Work to complete - Return only how many lines in the data include the string "duration".

Provided records -
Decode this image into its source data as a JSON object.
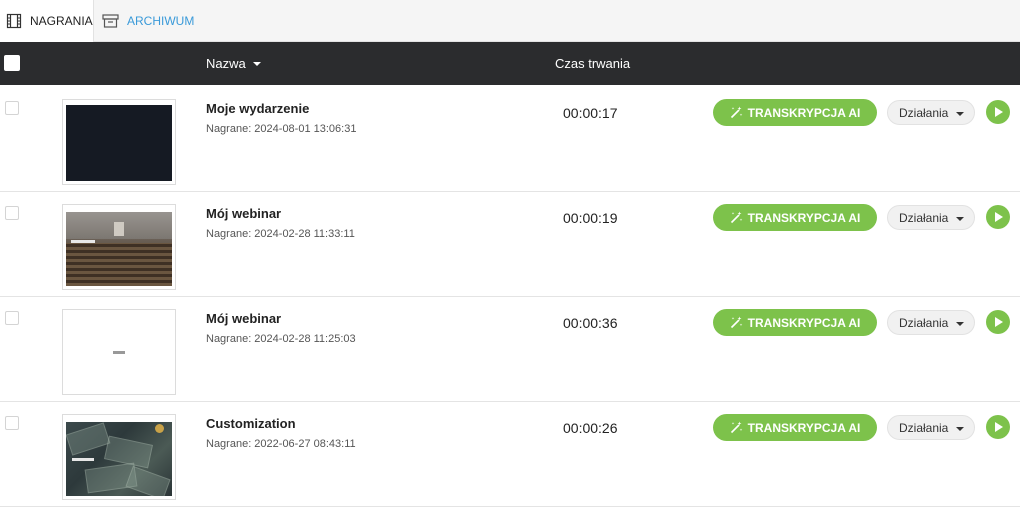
{
  "tabs": [
    {
      "label": "NAGRANIA",
      "icon": "film-strip-icon",
      "active": true
    },
    {
      "label": "ARCHIWUM",
      "icon": "archive-box-icon",
      "active": false
    }
  ],
  "table": {
    "header": {
      "name": "Nazwa",
      "duration": "Czas trwania"
    },
    "rows": [
      {
        "title": "Moje wydarzenie",
        "recorded": "Nagrane: 2024-08-01 13:06:31",
        "duration": "00:00:17",
        "thumbnail": "dark"
      },
      {
        "title": "Mój webinar",
        "recorded": "Nagrane: 2024-02-28 11:33:11",
        "duration": "00:00:19",
        "thumbnail": "lecture-hall"
      },
      {
        "title": "Mój webinar",
        "recorded": "Nagrane: 2024-02-28 11:25:03",
        "duration": "00:00:36",
        "thumbnail": "white"
      },
      {
        "title": "Customization",
        "recorded": "Nagrane: 2022-06-27 08:43:11",
        "duration": "00:00:26",
        "thumbnail": "money"
      }
    ]
  },
  "actions": {
    "transcription_label": "TRANSKRYPCJA AI",
    "actions_label": "Działania"
  },
  "colors": {
    "accent_green": "#7dc24b",
    "tab_blue": "#3a9ad9",
    "header_dark": "#2b2c2e"
  }
}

Output below - 5